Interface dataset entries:

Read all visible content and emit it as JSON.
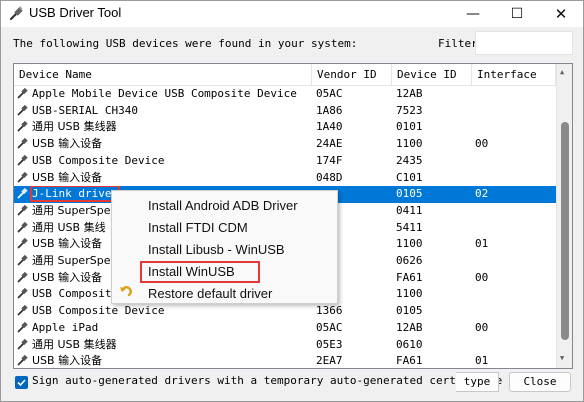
{
  "window": {
    "title": "USB Driver Tool",
    "controls": {
      "minimize": "—",
      "maximize": "☐",
      "close": "✕"
    }
  },
  "header": {
    "found_text": "The following USB devices were found in your system:",
    "filter_label": "Filter",
    "filter_value": ""
  },
  "table": {
    "columns": [
      "Device Name",
      "Vendor ID",
      "Device ID",
      "Interface"
    ],
    "rows": [
      {
        "name": "Apple Mobile Device USB Composite Device",
        "vendor": "05AC",
        "device": "12AB",
        "interface": ""
      },
      {
        "name": "USB-SERIAL CH340",
        "vendor": "1A86",
        "device": "7523",
        "interface": ""
      },
      {
        "name": "通用 USB 集线器",
        "vendor": "1A40",
        "device": "0101",
        "interface": ""
      },
      {
        "name": "USB 输入设备",
        "vendor": "24AE",
        "device": "1100",
        "interface": "00"
      },
      {
        "name": "USB Composite Device",
        "vendor": "174F",
        "device": "2435",
        "interface": ""
      },
      {
        "name": "USB 输入设备",
        "vendor": "048D",
        "device": "C101",
        "interface": ""
      },
      {
        "name": "J-Link driver",
        "vendor": "",
        "device": "0105",
        "interface": "02"
      },
      {
        "name": "通用 SuperSpe",
        "vendor": "",
        "device": "0411",
        "interface": ""
      },
      {
        "name": "通用 USB 集线",
        "vendor": "",
        "device": "5411",
        "interface": ""
      },
      {
        "name": "USB 输入设备",
        "vendor": "",
        "device": "1100",
        "interface": "01"
      },
      {
        "name": "通用 SuperSpe",
        "vendor": "",
        "device": "0626",
        "interface": ""
      },
      {
        "name": "USB 输入设备",
        "vendor": "",
        "device": "FA61",
        "interface": "00"
      },
      {
        "name": "USB Composite",
        "vendor": "",
        "device": "1100",
        "interface": ""
      },
      {
        "name": "USB Composite Device",
        "vendor": "1366",
        "device": "0105",
        "interface": ""
      },
      {
        "name": "Apple iPad",
        "vendor": "05AC",
        "device": "12AB",
        "interface": "00"
      },
      {
        "name": "通用 USB 集线器",
        "vendor": "05E3",
        "device": "0610",
        "interface": ""
      },
      {
        "name": "USB 输入设备",
        "vendor": "2EA7",
        "device": "FA61",
        "interface": "01"
      }
    ],
    "selected_row_index": 6
  },
  "context_menu": {
    "items": [
      "Install Android ADB Driver",
      "Install FTDI CDM",
      "Install Libusb - WinUSB",
      "Install WinUSB",
      "Restore default driver"
    ]
  },
  "footer": {
    "sign_checkbox_label": "Sign auto-generated drivers with a temporary auto-generated certificate",
    "sign_checked": true,
    "type_button": "type",
    "close_button": "Close"
  },
  "colors": {
    "selection": "#0078d7",
    "highlight_box": "#e53935",
    "checkbox": "#0067c0"
  }
}
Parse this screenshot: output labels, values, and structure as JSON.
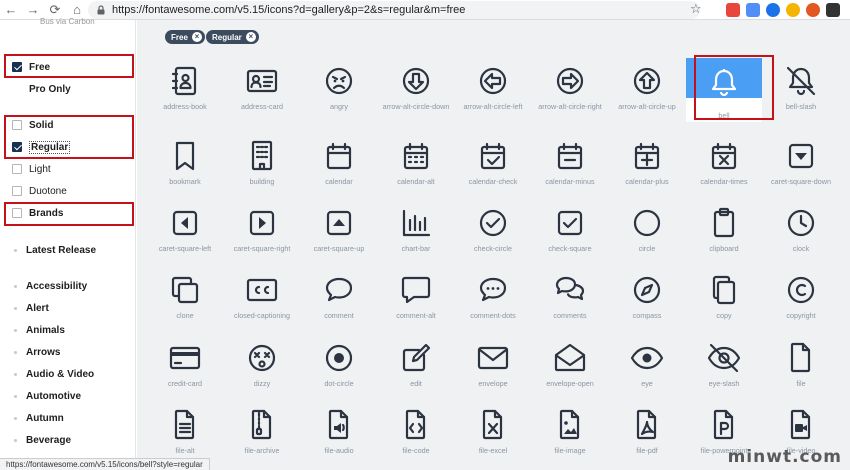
{
  "browser": {
    "url": "https://fontawesome.com/v5.15/icons?d=gallery&p=2&s=regular&m=free",
    "status_url": "https://fontawesome.com/v5.15/icons/bell?style=regular"
  },
  "sidebar": {
    "top_text": "Bus via Carbon",
    "filters": [
      {
        "label": "Free",
        "checked": true
      },
      {
        "label": "Pro Only",
        "checked": false
      },
      {
        "label": "Solid",
        "checked": false
      },
      {
        "label": "Regular",
        "checked": true
      },
      {
        "label": "Light",
        "checked": false
      },
      {
        "label": "Duotone",
        "checked": false
      },
      {
        "label": "Brands",
        "checked": false
      }
    ],
    "categories": [
      "Latest Release",
      "Accessibility",
      "Alert",
      "Animals",
      "Arrows",
      "Audio & Video",
      "Automotive",
      "Autumn",
      "Beverage"
    ]
  },
  "chips": [
    "Free",
    "Regular"
  ],
  "icons": [
    "address-book",
    "address-card",
    "angry",
    "arrow-alt-circle-down",
    "arrow-alt-circle-left",
    "arrow-alt-circle-right",
    "arrow-alt-circle-up",
    "bell",
    "bell-slash",
    "bookmark",
    "building",
    "calendar",
    "calendar-alt",
    "calendar-check",
    "calendar-minus",
    "calendar-plus",
    "calendar-times",
    "caret-square-down",
    "caret-square-left",
    "caret-square-right",
    "caret-square-up",
    "chart-bar",
    "check-circle",
    "check-square",
    "circle",
    "clipboard",
    "clock",
    "clone",
    "closed-captioning",
    "comment",
    "comment-alt",
    "comment-dots",
    "comments",
    "compass",
    "copy",
    "copyright",
    "credit-card",
    "dizzy",
    "dot-circle",
    "edit",
    "envelope",
    "envelope-open",
    "eye",
    "eye-slash",
    "file",
    "file-alt",
    "file-archive",
    "file-audio",
    "file-code",
    "file-excel",
    "file-image",
    "file-pdf",
    "file-powerpoint",
    "file-video"
  ],
  "selected_icon": "bell",
  "watermark": "minwt.com",
  "colors": {
    "icon": "#2b3440",
    "label": "#8a96a3",
    "selected": "#4a9ff5",
    "highlight": "#c4121b",
    "chip": "#3c4b5e"
  }
}
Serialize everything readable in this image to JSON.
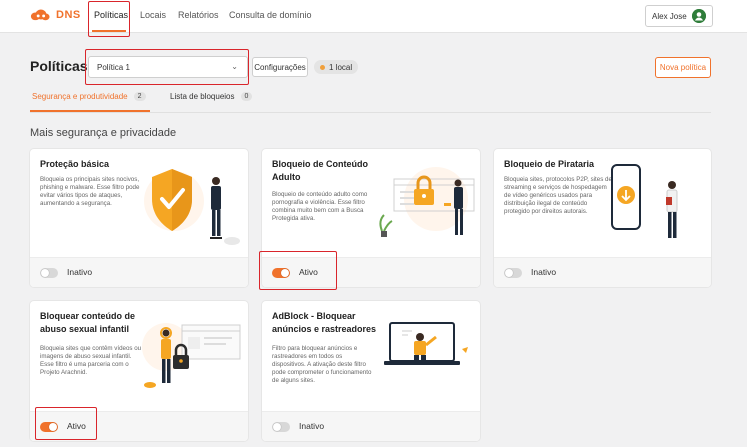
{
  "brand": {
    "name": "DNS",
    "accent_color": "#f0722c",
    "highlight_color": "#d9252b"
  },
  "nav": {
    "items": [
      {
        "label": "Políticas",
        "active": true
      },
      {
        "label": "Locais",
        "active": false
      },
      {
        "label": "Relatórios",
        "active": false
      },
      {
        "label": "Consulta de domínio",
        "active": false
      }
    ]
  },
  "user": {
    "name": "Alex Jose",
    "avatar_icon": "user-avatar-icon"
  },
  "header": {
    "title": "Políticas",
    "policy_select_value": "Política 1",
    "config_label": "Configurações",
    "local_badge": "1 local",
    "new_policy_label": "Nova política"
  },
  "tabs": [
    {
      "label": "Segurança e produtividade",
      "count": "2",
      "active": true
    },
    {
      "label": "Lista de bloqueios",
      "count": "0",
      "active": false
    }
  ],
  "section_title": "Mais segurança e privacidade",
  "cards": [
    {
      "title": "Proteção básica",
      "description": "Bloqueia os principais sites nocivos, phishing e malware. Esse filtro pode evitar vários tipos de ataques, aumentando a segurança.",
      "toggle_on": false,
      "status": "Inativo",
      "illustration": "shield-check-icon"
    },
    {
      "title": "Bloqueio de Conteúdo Adulto",
      "description": "Bloqueio de conteúdo adulto como pornografia e violência. Esse filtro combina muito bem com a Busca Protegida ativa.",
      "toggle_on": true,
      "status": "Ativo",
      "illustration": "padlock-icon"
    },
    {
      "title": "Bloqueio de Pirataria",
      "description": "Bloqueia sites, protocolos P2P, sites de streaming e serviços de hospedagem de vídeo genéricos usados para distribuição ilegal de conteúdo protegido por direitos autorais.",
      "toggle_on": false,
      "status": "Inativo",
      "illustration": "smartphone-icon"
    },
    {
      "title": "Bloquear conteúdo de abuso sexual infantil",
      "description": "Bloqueia sites que contêm vídeos ou imagens de abuso sexual infantil. Esse filtro é uma parceria com o Projeto Arachnid.",
      "toggle_on": true,
      "status": "Ativo",
      "illustration": "padlock-person-icon"
    },
    {
      "title": "AdBlock - Bloquear anúncios e rastreadores",
      "description": "Filtro para bloquear anúncios e rastreadores em todos os dispositivos. A ativação deste filtro pode comprometer o funcionamento de alguns sites.",
      "toggle_on": false,
      "status": "Inativo",
      "illustration": "laptop-icon"
    }
  ]
}
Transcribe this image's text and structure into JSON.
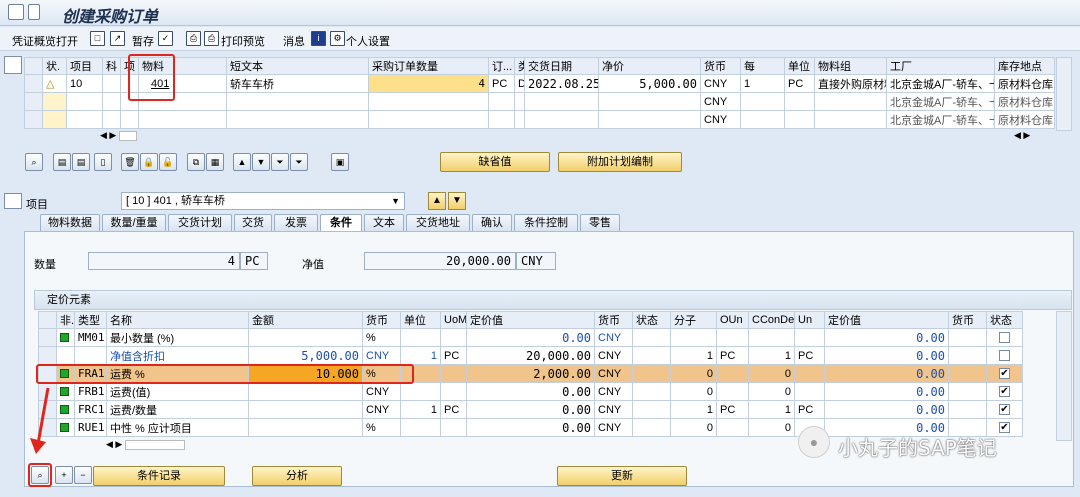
{
  "window": {
    "title": "创建采购订单"
  },
  "toolbar": {
    "doc_overview": "凭证概览打开",
    "hold": "暂存",
    "print_preview": "打印预览",
    "messages": "消息",
    "personal_settings": "个人设置"
  },
  "item_table": {
    "headers": [
      "状.",
      "项目",
      "科",
      "项",
      "物料",
      "短文本",
      "采购订单数量",
      "订...",
      "类",
      "交货日期",
      "净价",
      "货币",
      "每",
      "单位",
      "物料组",
      "工厂",
      "库存地点"
    ],
    "rows": [
      {
        "status": "△",
        "item": "10",
        "material": "401",
        "short_text": "轿车车桥",
        "qty": "4",
        "unit": "PC",
        "cat": "D",
        "delivery_date": "2022.08.25",
        "net_price": "5,000.00",
        "currency": "CNY",
        "per": "1",
        "order_unit": "PC",
        "mat_group": "直接外购原材料",
        "plant": "北京金城A厂-轿车、卡",
        "storage": "原材料仓库"
      },
      {
        "currency": "CNY",
        "plant": "北京金城A厂-轿车、卡",
        "storage": "原材料仓库"
      },
      {
        "currency": "CNY",
        "plant": "北京金城A厂-轿车、卡",
        "storage": "原材料仓库"
      }
    ]
  },
  "buttons": {
    "default_values": "缺省值",
    "addl_planning": "附加计划编制",
    "condition_record": "条件记录",
    "analysis": "分析",
    "update": "更新"
  },
  "item_detail": {
    "label": "项目",
    "selected": "[ 10 ] 401 , 轿车车桥"
  },
  "tabs": [
    "物料数据",
    "数量/重量",
    "交货计划",
    "交货",
    "发票",
    "条件",
    "文本",
    "交货地址",
    "确认",
    "条件控制",
    "零售"
  ],
  "conditions": {
    "qty_label": "数量",
    "qty_value": "4",
    "qty_unit": "PC",
    "net_label": "净值",
    "net_value": "20,000.00",
    "net_currency": "CNY",
    "pricing_title": "定价元素",
    "headers": [
      "非.",
      "类型",
      "名称",
      "金额",
      "货币",
      "单位",
      "UoM",
      "定价值",
      "货币",
      "状态",
      "分子",
      "OUn",
      "CConDe",
      "Un",
      "定价值",
      "货币",
      "状态"
    ],
    "rows": [
      {
        "type": "MM01",
        "name": "最小数量 (%)",
        "amount": "",
        "curr": "%",
        "unit": "",
        "uom": "",
        "value": "0.00",
        "vcurr": "CNY",
        "num": "",
        "oun": "",
        "ccon": "",
        "un": "",
        "cvalue": "0.00",
        "checked": false,
        "bar": true
      },
      {
        "type": "",
        "name": "净值含折扣",
        "amount": "5,000.00",
        "curr": "CNY",
        "unit": "1",
        "uom": "PC",
        "value": "20,000.00",
        "vcurr": "CNY",
        "num": "1",
        "oun": "PC",
        "ccon": "1",
        "un": "PC",
        "cvalue": "0.00",
        "checked": false,
        "bar": false
      },
      {
        "type": "FRA1",
        "name": "运费 %",
        "amount": "10.000",
        "curr": "%",
        "unit": "",
        "uom": "",
        "value": "2,000.00",
        "vcurr": "CNY",
        "num": "0",
        "oun": "",
        "ccon": "0",
        "un": "",
        "cvalue": "0.00",
        "checked": true,
        "bar": true
      },
      {
        "type": "FRB1",
        "name": "运费(值)",
        "amount": "",
        "curr": "CNY",
        "unit": "",
        "uom": "",
        "value": "0.00",
        "vcurr": "CNY",
        "num": "0",
        "oun": "",
        "ccon": "0",
        "un": "",
        "cvalue": "0.00",
        "checked": true,
        "bar": true
      },
      {
        "type": "FRC1",
        "name": "运费/数量",
        "amount": "",
        "curr": "CNY",
        "unit": "1",
        "uom": "PC",
        "value": "0.00",
        "vcurr": "CNY",
        "num": "1",
        "oun": "PC",
        "ccon": "1",
        "un": "PC",
        "cvalue": "0.00",
        "checked": true,
        "bar": true
      },
      {
        "type": "RUE1",
        "name": "中性 % 应计项目",
        "amount": "",
        "curr": "%",
        "unit": "",
        "uom": "",
        "value": "0.00",
        "vcurr": "CNY",
        "num": "0",
        "oun": "",
        "ccon": "0",
        "un": "",
        "cvalue": "0.00",
        "checked": true,
        "bar": true
      }
    ]
  },
  "watermark": "小丸子的SAP笔记"
}
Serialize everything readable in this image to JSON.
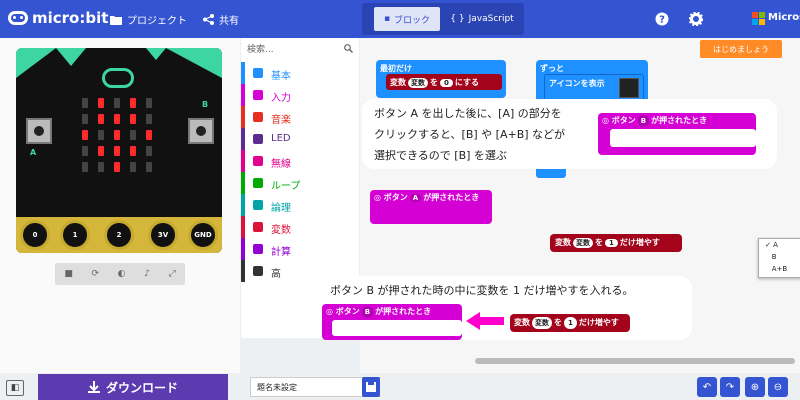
{
  "header": {
    "logo_text": "micro:bit",
    "project_label": "プロジェクト",
    "share_label": "共有",
    "blocks_label": "ブロック",
    "javascript_label": "JavaScript",
    "microsoft_label": "Microsoft",
    "colors": {
      "bar": "#3454d1"
    }
  },
  "simulator": {
    "button_a": "A",
    "button_b": "B",
    "pins": [
      "0",
      "1",
      "2",
      "3V",
      "GND"
    ]
  },
  "toolbox": {
    "search_placeholder": "検索...",
    "categories": [
      {
        "label": "基本",
        "color": "#1e90ff",
        "icon": "grid-icon"
      },
      {
        "label": "入力",
        "color": "#d400d4",
        "icon": "circle-icon"
      },
      {
        "label": "音楽",
        "color": "#e63022",
        "icon": "headphones-icon"
      },
      {
        "label": "LED",
        "color": "#5c2d91",
        "icon": "toggle-icon"
      },
      {
        "label": "無線",
        "color": "#e3008c",
        "icon": "signal-icon"
      },
      {
        "label": "ループ",
        "color": "#00aa00",
        "icon": "refresh-icon"
      },
      {
        "label": "論理",
        "color": "#00a4a6",
        "icon": "shuffle-icon"
      },
      {
        "label": "変数",
        "color": "#dc143c",
        "icon": "list-icon"
      },
      {
        "label": "計算",
        "color": "#9400d3",
        "icon": "calculator-icon"
      },
      {
        "label": "高",
        "color": "#333333",
        "icon": "chevron-down-icon"
      }
    ]
  },
  "workspace": {
    "start_tutorial": "はじめましょう",
    "on_start": {
      "title": "最初だけ",
      "var_label": "変数",
      "var_name": "変数",
      "to": "を",
      "value": "0",
      "set_to": "にする"
    },
    "forever": {
      "title": "ずっと",
      "show_icon": "アイコンを表示"
    },
    "button_block_top": {
      "prefix": "ボタン",
      "button": "B",
      "suffix": "が押されたとき"
    },
    "button_block_mid": {
      "prefix": "ボタン",
      "button": "A",
      "suffix": "が押されたとき"
    },
    "dropdown": [
      "A",
      "B",
      "A+B"
    ],
    "change_var": {
      "var_label": "変数",
      "var_name": "変数",
      "to": "を",
      "value": "1",
      "suffix": "だけ増やす"
    },
    "button_block_bottom": {
      "prefix": "ボタン",
      "button": "B",
      "suffix": "が押されたとき"
    },
    "change_var_bottom": {
      "var_label": "変数",
      "var_name": "変数",
      "to": "を",
      "value": "1",
      "suffix": "だけ増やす"
    }
  },
  "callouts": {
    "top_line1": "ボタン A を出した後に、[A] の部分を",
    "top_line2": "クリックすると、[B] や [A+B] などが",
    "top_line3": "選択できるので [B] を選ぶ",
    "bottom": "ボタン B が押された時の中に変数を 1 だけ増やすを入れる。"
  },
  "footer": {
    "download_label": "ダウンロード",
    "filename": "題名未設定"
  }
}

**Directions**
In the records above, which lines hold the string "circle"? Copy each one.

**Your response**
    "arrow-alt-circle-down",
    "arrow-alt-circle-left",
    "arrow-alt-circle-right",
    "arrow-alt-circle-up",
    "check-circle",
    "circle",
    "dot-circle",
        "icon": "circle-icon"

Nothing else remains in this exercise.